28 Mar 2014
I left the recent Westminster Higher Education Forum Keynote Seminar on Research and Innovation in the UK with plenty of food of thought. Several of the contributors rightly questioned whether the UK has been strategic enough in its support for research, and the infrastructure necessary to underpin it. Never far from the surface was the troubling fact that a nation which produces so much excellent academic research remains poor at converting this into jobs and economic growth. Most vexing, though, was the question of whether funding for research and innovation should be allocated based on excellence alone, or with a view to addressing our economy’s over-reliance on London and the South East.
Sally Howes of the National Audit Office addressed the question of location on an international scale with an illuminating comparison of different countries’ support for business R&D. It seems the UK prefers a balanced mix of direct (eg grants) and indirect (eg R&D tax credits) support, whereas others tend to prioritise one or the other. Steven Hill of HEFCE then set the tone for the remainder of the morning, emphasising the ‘E’ in REF (Research Excellence Framework), but hastening to add that its translation into funding is up to the four devolved administrations, and thus location-dependent.
Despite recent successes for Imperial Innovations, Professor James Stirling, Provost of Imperial College, cautioned that excellence in innovation is no guarantee of financial reward, and it must not be funded at the expense of basic research. Emily Thomas of the University Alliance took a different tack, pointing out what a small proportion of HEFCE’s funding currently goes to third stream activities. One got the sense that a minor shift in resource from funding excellent research wherever it may be found (which is to say, mainly in the Golden Triangle) towards funding innovation in the regions would not go amiss for her member institutions.
Will Searle of Axilium stressed the need to improve access to technology, funding and knowledge, and to broaden the number of university collaborations. Jan Krauss of the Office of the European Commission in London then reminded us that the UK greatly benefits from an emphasis on excellence over location in the distribution of European research funding. Having secured the largest share of the pie out of the 27 EU nations participating in Framework Programme 7, he anticipated that the UK would attract over 2 billion Euros within the first two years of the Horizon 2020 programme.
We also had two contrasting views on the virtues of scale and consolidation.

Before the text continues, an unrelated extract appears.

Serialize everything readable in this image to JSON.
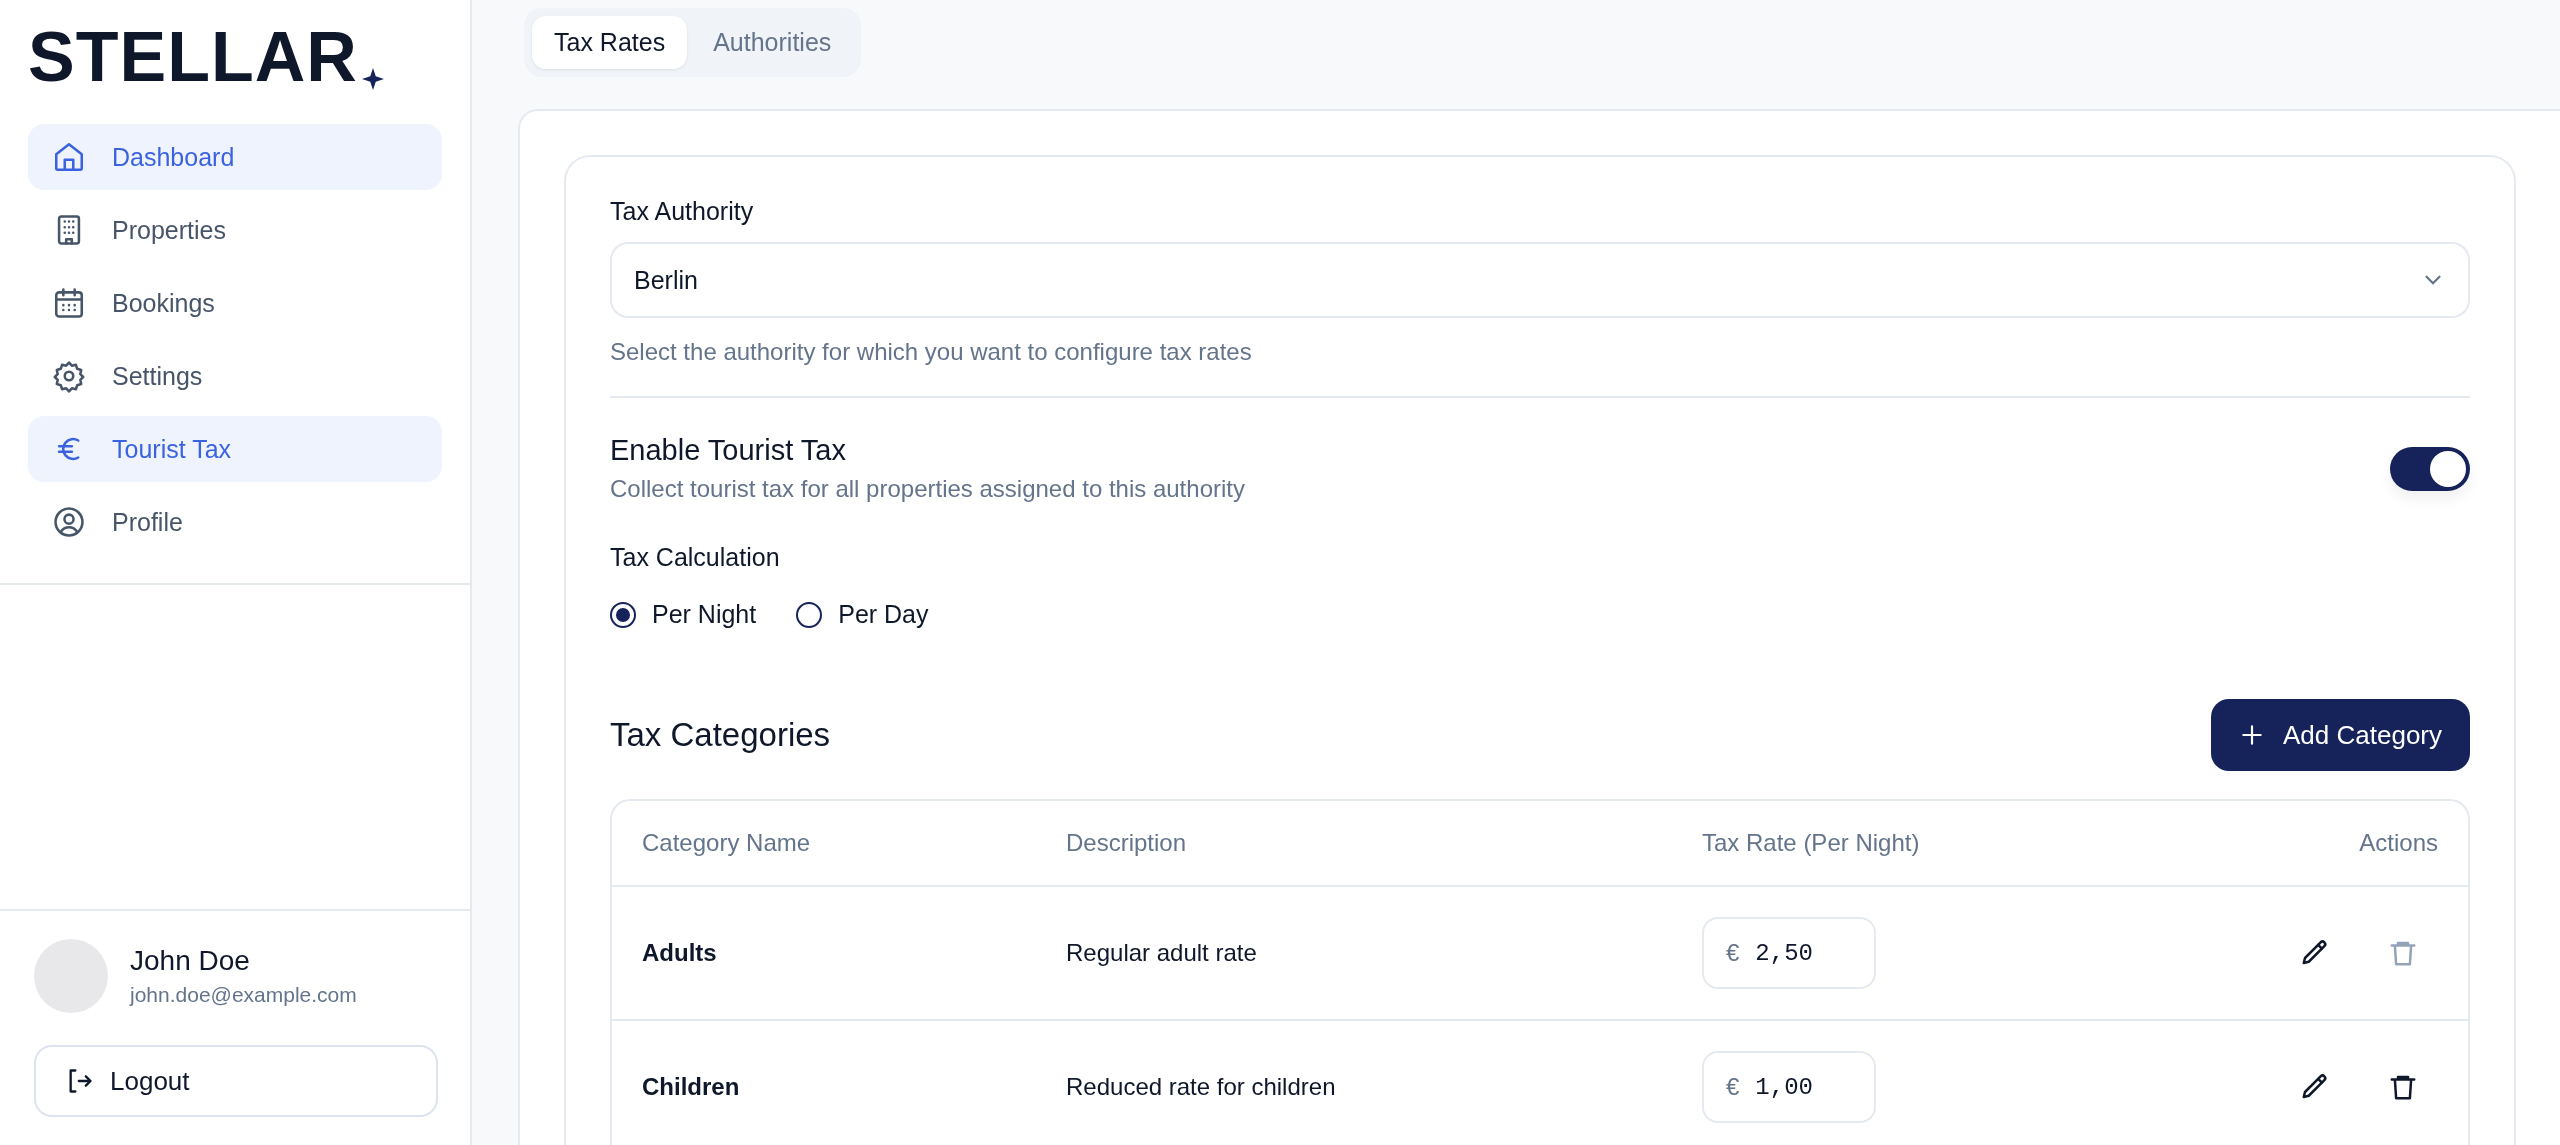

Marcus Gibson gave an impassioned defence of the importance of SMEs in driving the UK economy, noting we have only 136 manufacturers employing over 1,000 staff, while America has 2,074, and that 6% of SMES create 54% of new jobs. Dick Elsy of the High Value Manufacturing Catapult, on the other hand, pointed out that the unique value of the new Catapult centres was their ability to take research right through to industrial operation, by virtue of their size.
Alan Welby, Executive Director of Liverpool City LEP, perhaps summed up the excellence vs location question most succinctly, pointing out that places that are successful develop a ‘natural momentum’. Should public funding simply flow to these places that are already excellent, he asked, thereby reinforcing the status quo, or be used to accelerate growth in other areas, levelling the playing field? The oft-overlooked role that urban science parks can play in doing the latter was touted by Dr David Hardman, UKSPA Chairman, before Professor Gregson, Vice Chancellor at Cranfield lamented the current trend towards ‘targeted, leveraged’ funding of infrastructure, at the expense of a strategic approach.
It was left to Louise Leong of the Association of British Pharmaceutical Industry to be a rather lone voice for industry at the session, before Lucia Costanzo of BIS reassured us of the government’s intention to consult widely on national priorities for investing in science and research infrastructure. She was also sure that the new Science and Innovation Strategy, due out at the end of the year, would take appropriate account of the conflicting demands of excellence and location. Perhaps, but I can’t imagine that the tension between the two will be resolved any time soon.